◆ Recorded data:
▬▬▬

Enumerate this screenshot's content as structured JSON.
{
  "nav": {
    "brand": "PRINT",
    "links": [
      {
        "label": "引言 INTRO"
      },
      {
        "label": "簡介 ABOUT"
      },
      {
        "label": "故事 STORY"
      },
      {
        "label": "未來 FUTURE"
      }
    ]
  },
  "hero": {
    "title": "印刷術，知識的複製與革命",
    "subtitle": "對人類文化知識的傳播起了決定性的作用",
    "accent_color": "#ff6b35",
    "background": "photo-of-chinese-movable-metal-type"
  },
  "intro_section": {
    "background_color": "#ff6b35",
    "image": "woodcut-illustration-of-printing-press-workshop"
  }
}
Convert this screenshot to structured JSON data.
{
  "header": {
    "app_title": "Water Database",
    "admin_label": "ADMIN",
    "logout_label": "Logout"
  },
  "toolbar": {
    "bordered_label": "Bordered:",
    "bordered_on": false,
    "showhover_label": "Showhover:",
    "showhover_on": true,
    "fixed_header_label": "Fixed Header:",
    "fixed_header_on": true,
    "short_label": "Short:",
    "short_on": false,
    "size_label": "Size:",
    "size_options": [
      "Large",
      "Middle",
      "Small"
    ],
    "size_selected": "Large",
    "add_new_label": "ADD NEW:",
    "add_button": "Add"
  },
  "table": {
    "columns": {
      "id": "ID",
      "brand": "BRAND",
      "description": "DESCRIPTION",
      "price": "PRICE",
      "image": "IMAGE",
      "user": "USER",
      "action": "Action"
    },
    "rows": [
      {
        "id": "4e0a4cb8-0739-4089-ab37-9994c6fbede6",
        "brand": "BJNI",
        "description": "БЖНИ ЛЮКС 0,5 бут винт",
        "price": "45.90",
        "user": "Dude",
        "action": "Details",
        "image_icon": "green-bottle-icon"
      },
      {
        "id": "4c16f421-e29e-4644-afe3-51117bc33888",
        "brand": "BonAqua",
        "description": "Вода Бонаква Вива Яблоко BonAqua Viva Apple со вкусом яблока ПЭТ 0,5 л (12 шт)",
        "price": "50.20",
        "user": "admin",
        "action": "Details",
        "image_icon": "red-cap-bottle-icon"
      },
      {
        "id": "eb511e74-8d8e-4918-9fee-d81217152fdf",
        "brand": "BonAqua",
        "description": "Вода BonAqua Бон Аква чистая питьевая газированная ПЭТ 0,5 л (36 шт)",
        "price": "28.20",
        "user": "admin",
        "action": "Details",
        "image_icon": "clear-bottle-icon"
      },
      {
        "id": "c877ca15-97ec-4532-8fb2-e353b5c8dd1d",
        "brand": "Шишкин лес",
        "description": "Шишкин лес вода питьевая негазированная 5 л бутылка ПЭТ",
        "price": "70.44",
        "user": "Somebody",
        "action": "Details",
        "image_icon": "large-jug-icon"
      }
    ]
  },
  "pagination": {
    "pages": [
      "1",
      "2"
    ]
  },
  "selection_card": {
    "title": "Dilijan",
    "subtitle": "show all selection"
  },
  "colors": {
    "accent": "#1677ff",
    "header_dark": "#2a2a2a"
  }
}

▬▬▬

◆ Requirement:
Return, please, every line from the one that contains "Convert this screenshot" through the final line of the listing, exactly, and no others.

◆ Task solution:
Convert this screenshot to structured JSON data.
{
  "header": {
    "app_title": "Water Database",
    "admin_label": "ADMIN",
    "logout_label": "Logout"
  },
  "toolbar": {
    "bordered_label": "Bordered:",
    "bordered_on": false,
    "showhover_label": "Showhover:",
    "showhover_on": true,
    "fixed_header_label": "Fixed Header:",
    "fixed_header_on": true,
    "short_label": "Short:",
    "short_on": false,
    "size_label": "Size:",
    "size_options": [
      "Large",
      "Middle",
      "Small"
    ],
    "size_selected": "Large",
    "add_new_label": "ADD NEW:",
    "add_button": "Add"
  },
  "table": {
    "columns": {
      "id": "ID",
      "brand": "BRAND",
      "description": "DESCRIPTION",
      "price": "PRICE",
      "image": "IMAGE",
      "user": "USER",
      "action": "Action"
    },
    "rows": [
      {
        "id": "4e0a4cb8-0739-4089-ab37-9994c6fbede6",
        "brand": "BJNI",
        "description": "БЖНИ ЛЮКС 0,5 бут винт",
        "price": "45.90",
        "user": "Dude",
        "action": "Details",
        "image_icon": "green-bottle-icon"
      },
      {
        "id": "4c16f421-e29e-4644-afe3-51117bc33888",
        "brand": "BonAqua",
        "description": "Вода Бонаква Вива Яблоко BonAqua Viva Apple со вкусом яблока ПЭТ 0,5 л (12 шт)",
        "price": "50.20",
        "user": "admin",
        "action": "Details",
        "image_icon": "red-cap-bottle-icon"
      },
      {
        "id": "eb511e74-8d8e-4918-9fee-d81217152fdf",
        "brand": "BonAqua",
        "description": "Вода BonAqua Бон Аква чистая питьевая газированная ПЭТ 0,5 л (36 шт)",
        "price": "28.20",
        "user": "admin",
        "action": "Details",
        "image_icon": "clear-bottle-icon"
      },
      {
        "id": "c877ca15-97ec-4532-8fb2-e353b5c8dd1d",
        "brand": "Шишкин лес",
        "description": "Шишкин лес вода питьевая негазированная 5 л бутылка ПЭТ",
        "price": "70.44",
        "user": "Somebody",
        "action": "Details",
        "image_icon": "large-jug-icon"
      }
    ]
  },
  "pagination": {
    "pages": [
      "1",
      "2"
    ]
  },
  "selection_card": {
    "title": "Dilijan",
    "subtitle": "show all selection"
  },
  "colors": {
    "accent": "#1677ff",
    "header_dark": "#2a2a2a"
  }
}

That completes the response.